Element data from apps and pages
++++
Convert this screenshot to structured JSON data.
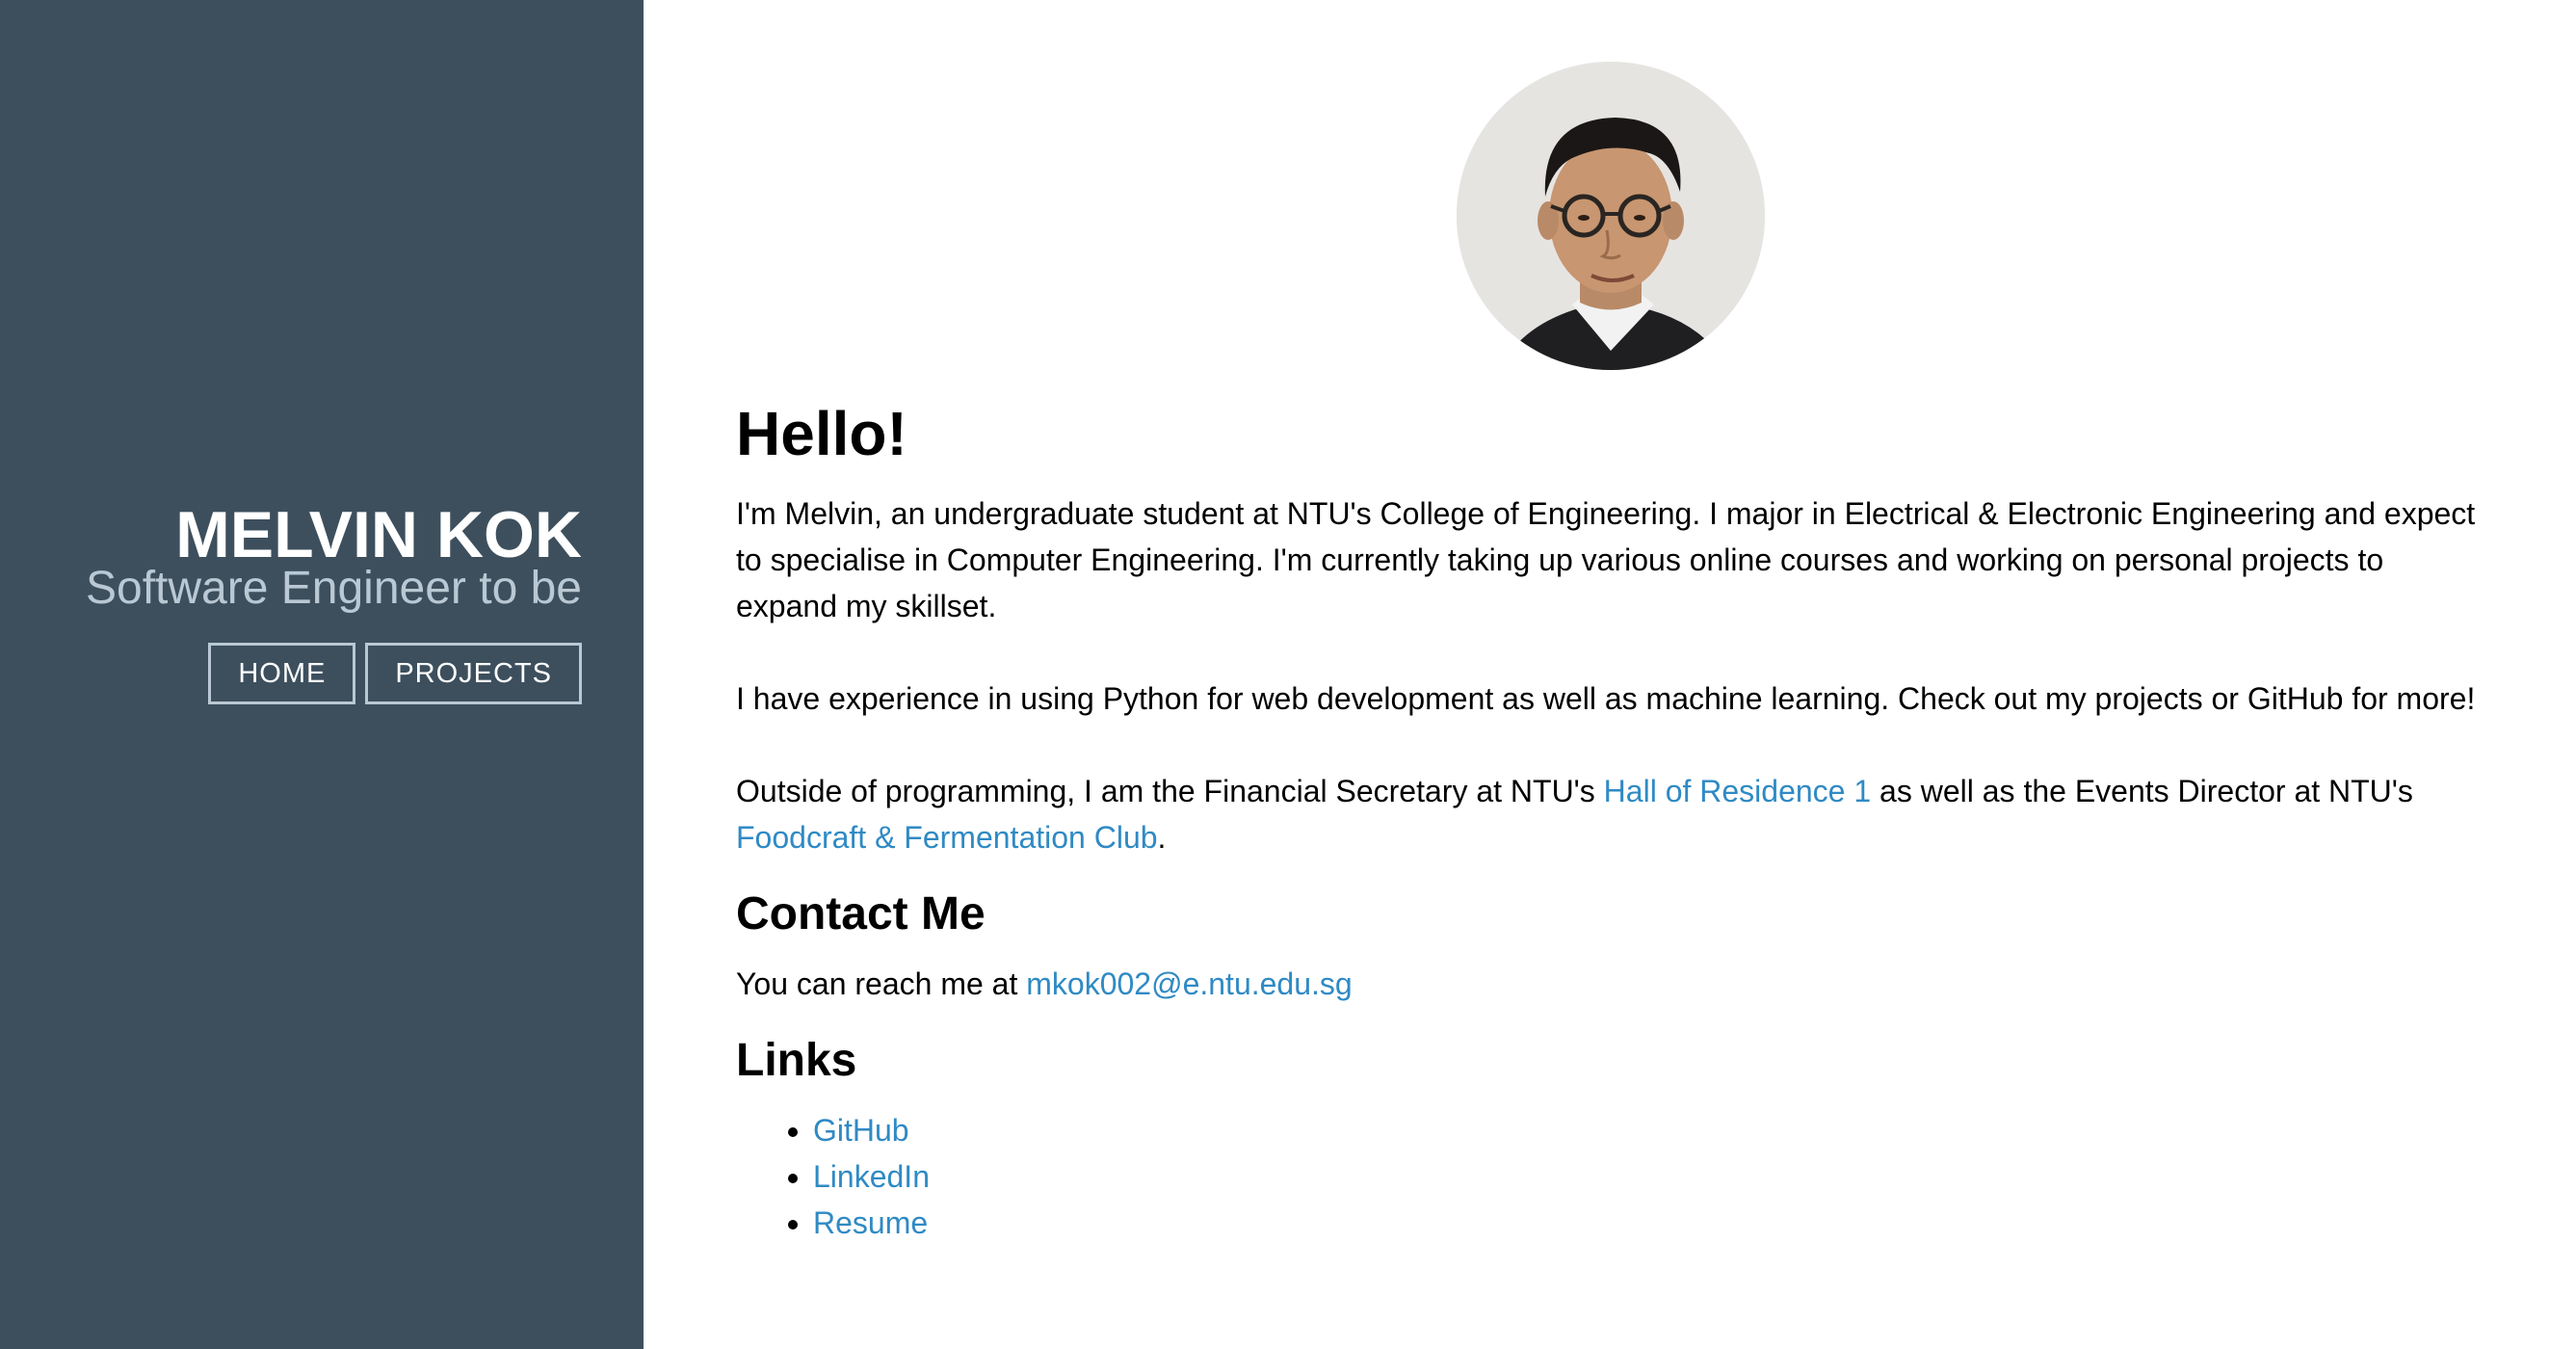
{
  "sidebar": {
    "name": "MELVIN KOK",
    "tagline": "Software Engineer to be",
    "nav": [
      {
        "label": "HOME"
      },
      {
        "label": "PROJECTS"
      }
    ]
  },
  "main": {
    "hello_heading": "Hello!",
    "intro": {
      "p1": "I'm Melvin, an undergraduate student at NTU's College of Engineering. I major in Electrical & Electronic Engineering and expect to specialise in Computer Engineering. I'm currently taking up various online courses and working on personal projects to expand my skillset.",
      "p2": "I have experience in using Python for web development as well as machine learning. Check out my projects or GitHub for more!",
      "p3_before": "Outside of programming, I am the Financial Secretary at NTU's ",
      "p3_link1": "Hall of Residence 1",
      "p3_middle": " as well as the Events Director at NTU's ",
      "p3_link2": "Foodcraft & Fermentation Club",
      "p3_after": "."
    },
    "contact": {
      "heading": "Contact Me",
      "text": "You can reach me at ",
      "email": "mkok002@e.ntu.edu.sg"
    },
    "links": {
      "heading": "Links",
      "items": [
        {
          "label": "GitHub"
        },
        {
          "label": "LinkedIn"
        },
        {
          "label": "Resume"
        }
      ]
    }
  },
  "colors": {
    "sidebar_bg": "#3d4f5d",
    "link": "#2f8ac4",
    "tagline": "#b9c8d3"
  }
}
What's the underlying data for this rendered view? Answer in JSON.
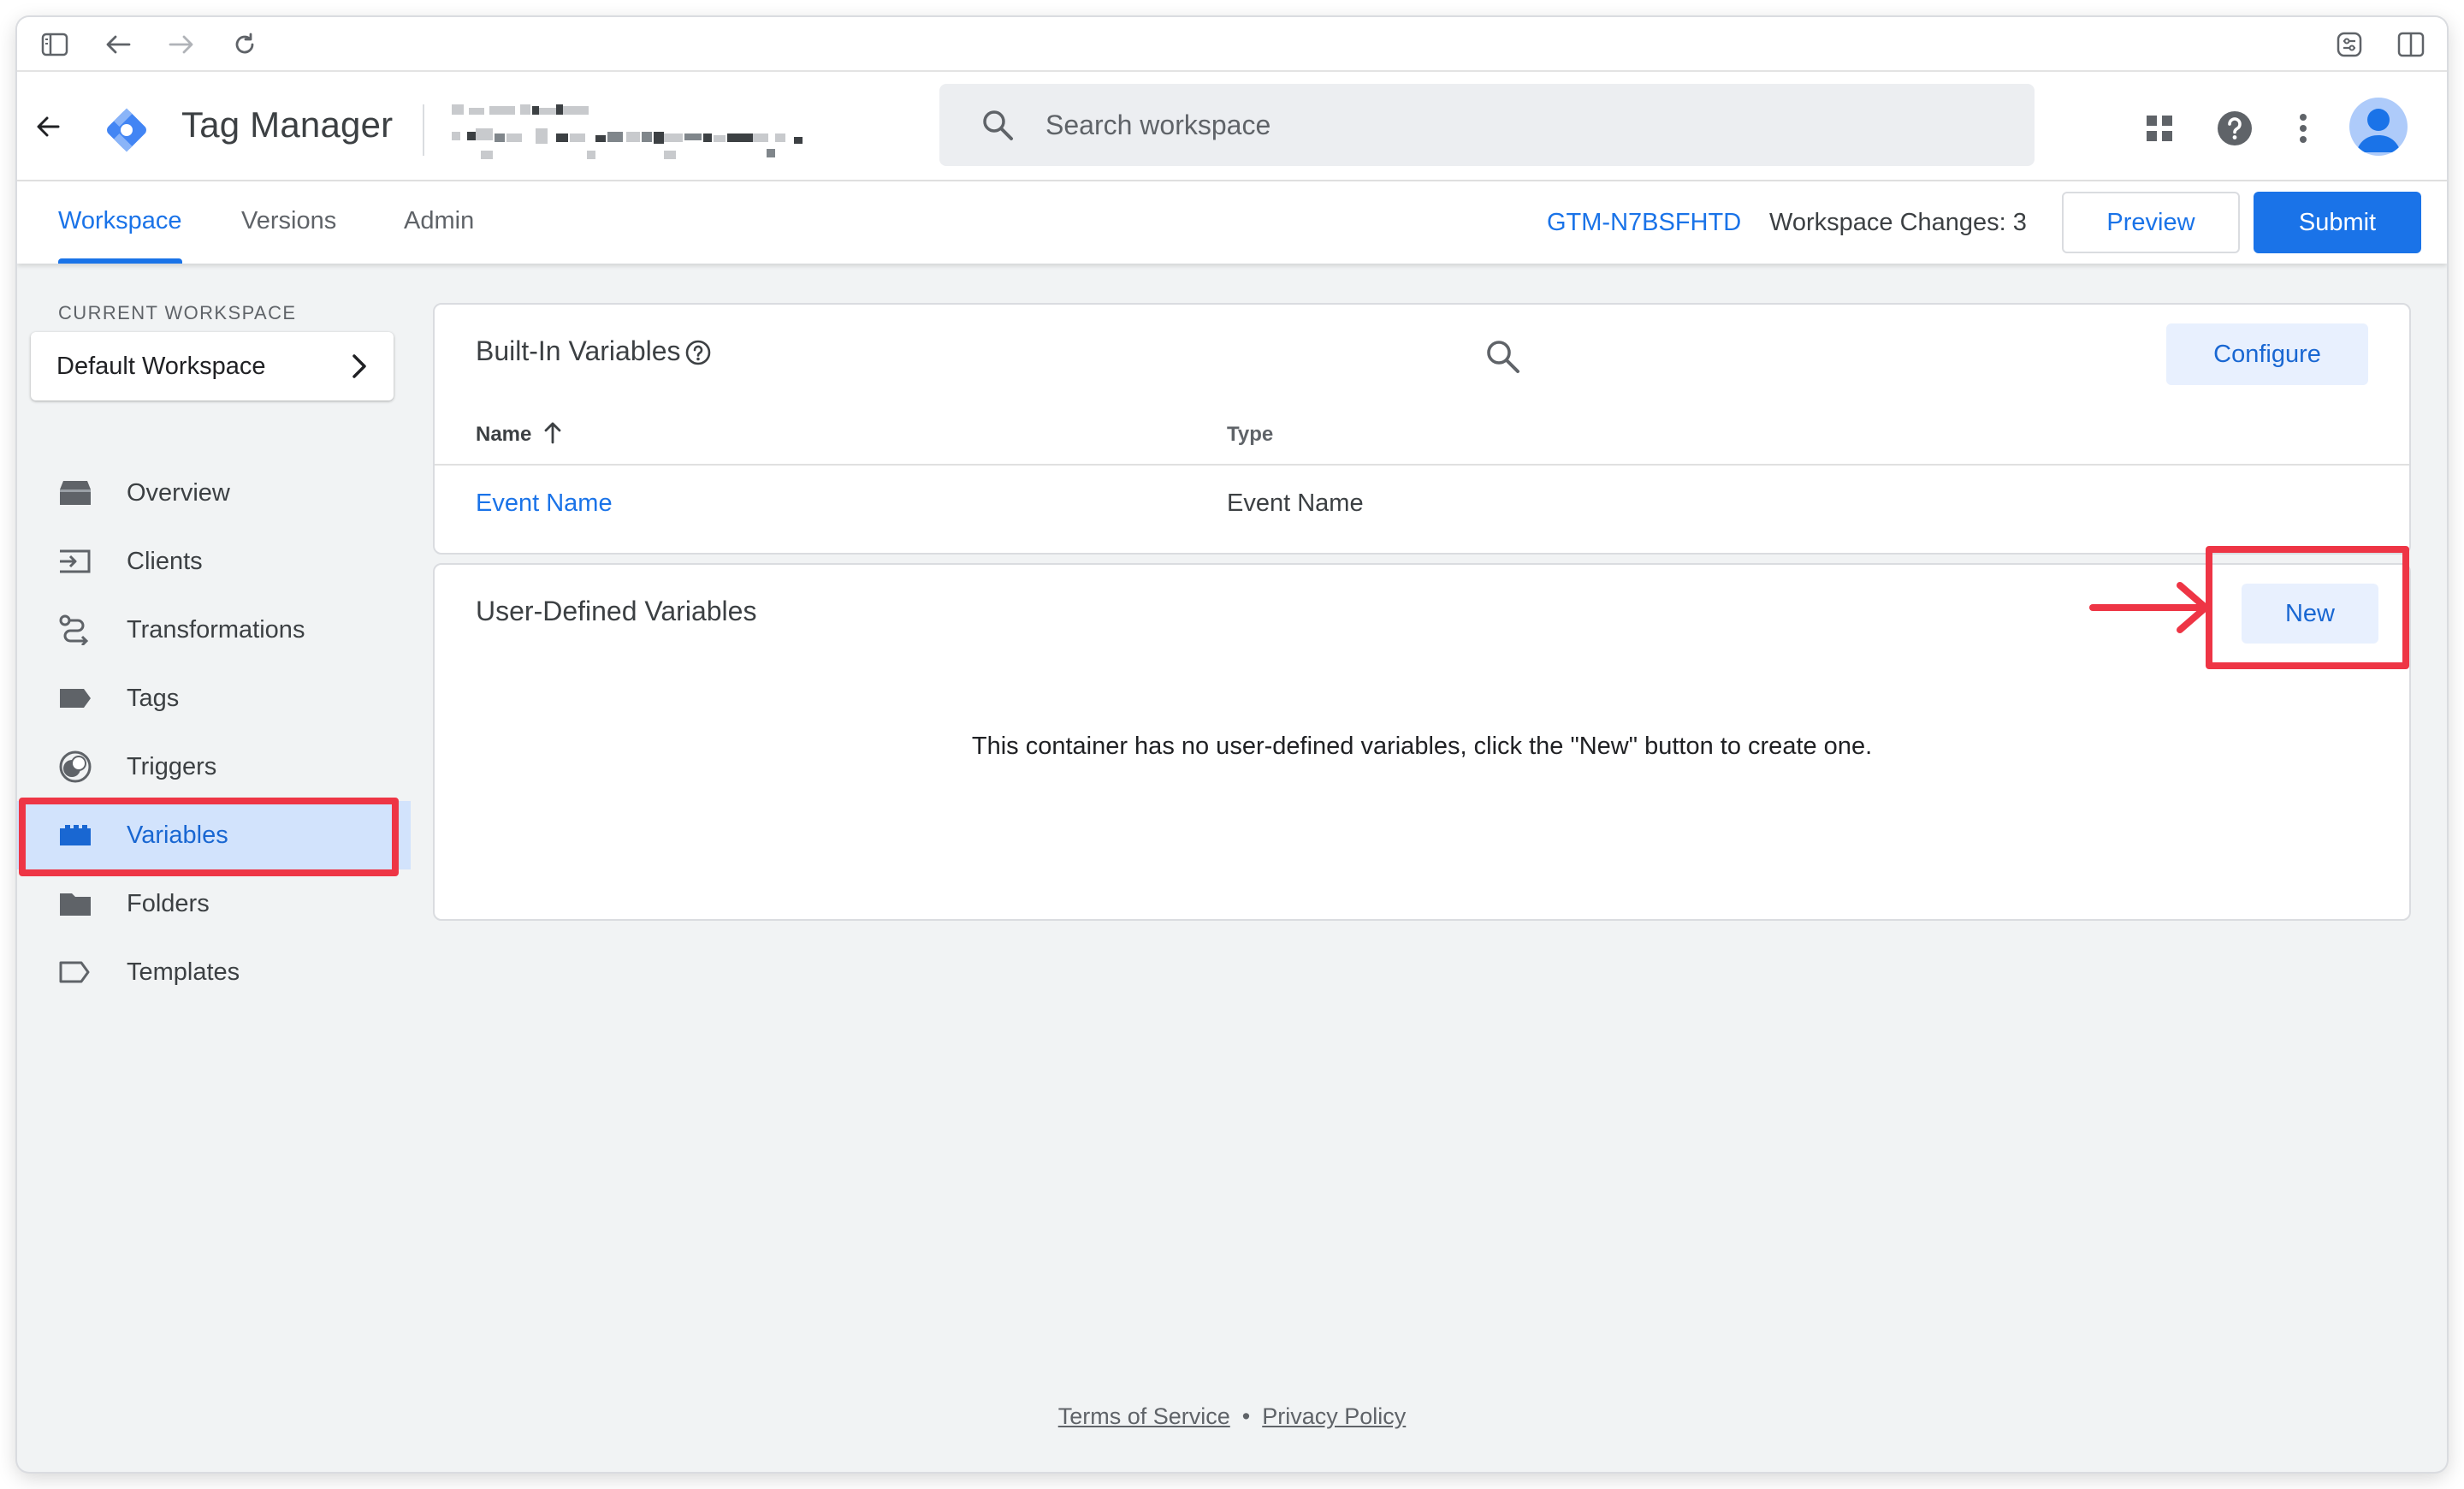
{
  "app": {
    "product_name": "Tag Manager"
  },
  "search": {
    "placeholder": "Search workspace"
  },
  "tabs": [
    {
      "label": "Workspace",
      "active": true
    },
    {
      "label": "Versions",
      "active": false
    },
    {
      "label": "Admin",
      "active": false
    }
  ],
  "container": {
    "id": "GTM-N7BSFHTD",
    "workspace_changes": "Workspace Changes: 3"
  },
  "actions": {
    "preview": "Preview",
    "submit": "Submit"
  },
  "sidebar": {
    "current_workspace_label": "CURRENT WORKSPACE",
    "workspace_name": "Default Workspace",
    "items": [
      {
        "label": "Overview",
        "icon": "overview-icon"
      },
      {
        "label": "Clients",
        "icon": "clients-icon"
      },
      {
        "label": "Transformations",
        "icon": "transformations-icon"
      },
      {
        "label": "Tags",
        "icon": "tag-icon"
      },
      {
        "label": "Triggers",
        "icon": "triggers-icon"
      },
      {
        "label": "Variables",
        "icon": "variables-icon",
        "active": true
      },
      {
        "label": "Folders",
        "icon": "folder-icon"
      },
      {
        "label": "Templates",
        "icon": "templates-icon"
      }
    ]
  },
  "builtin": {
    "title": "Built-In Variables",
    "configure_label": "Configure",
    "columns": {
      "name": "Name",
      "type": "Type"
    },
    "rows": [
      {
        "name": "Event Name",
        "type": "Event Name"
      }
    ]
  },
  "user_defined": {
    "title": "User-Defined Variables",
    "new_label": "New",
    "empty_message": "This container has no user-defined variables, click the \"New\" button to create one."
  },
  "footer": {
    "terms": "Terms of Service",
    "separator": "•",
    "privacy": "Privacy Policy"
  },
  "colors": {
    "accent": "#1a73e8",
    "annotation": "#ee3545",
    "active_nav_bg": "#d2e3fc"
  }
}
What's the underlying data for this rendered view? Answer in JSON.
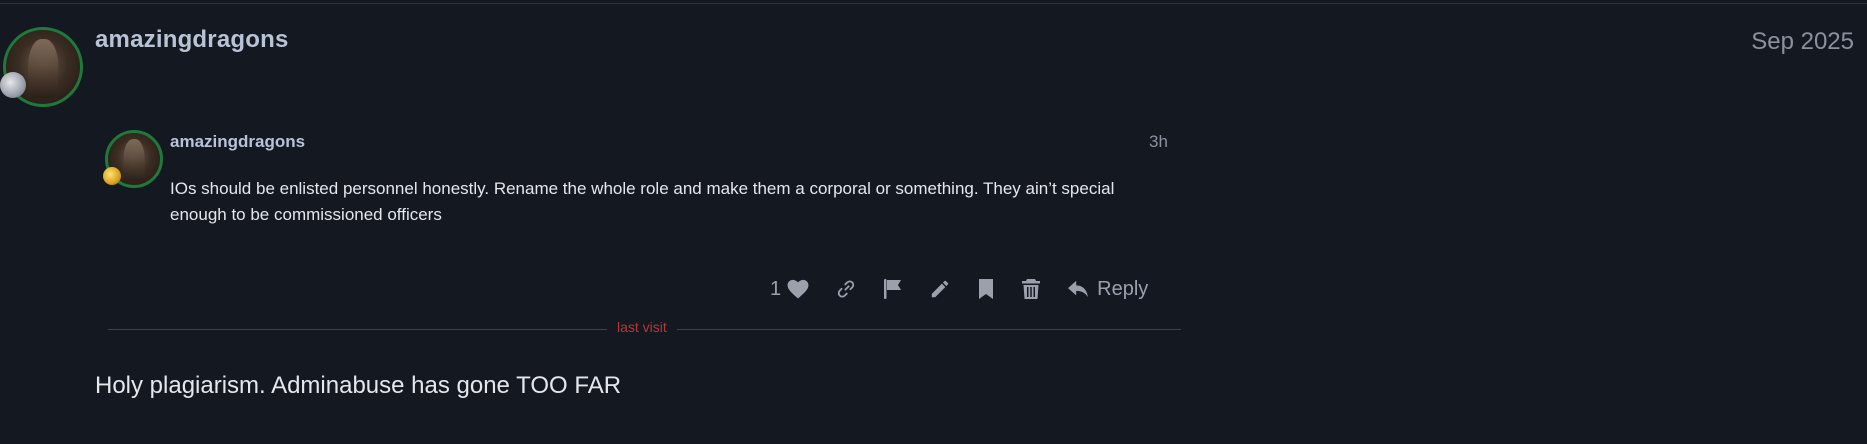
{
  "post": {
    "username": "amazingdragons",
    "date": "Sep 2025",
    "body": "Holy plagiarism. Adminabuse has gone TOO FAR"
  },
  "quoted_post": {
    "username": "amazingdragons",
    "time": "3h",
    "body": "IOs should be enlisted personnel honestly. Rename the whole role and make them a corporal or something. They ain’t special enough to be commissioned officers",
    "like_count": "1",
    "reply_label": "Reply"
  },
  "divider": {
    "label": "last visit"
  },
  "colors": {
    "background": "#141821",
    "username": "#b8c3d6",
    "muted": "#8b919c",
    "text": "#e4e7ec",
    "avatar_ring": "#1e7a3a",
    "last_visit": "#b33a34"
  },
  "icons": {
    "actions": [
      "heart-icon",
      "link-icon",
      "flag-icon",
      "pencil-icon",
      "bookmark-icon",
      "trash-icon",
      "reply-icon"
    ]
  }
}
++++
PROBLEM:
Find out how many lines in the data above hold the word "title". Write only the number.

RESPONSE TO THE EXERCISE:
2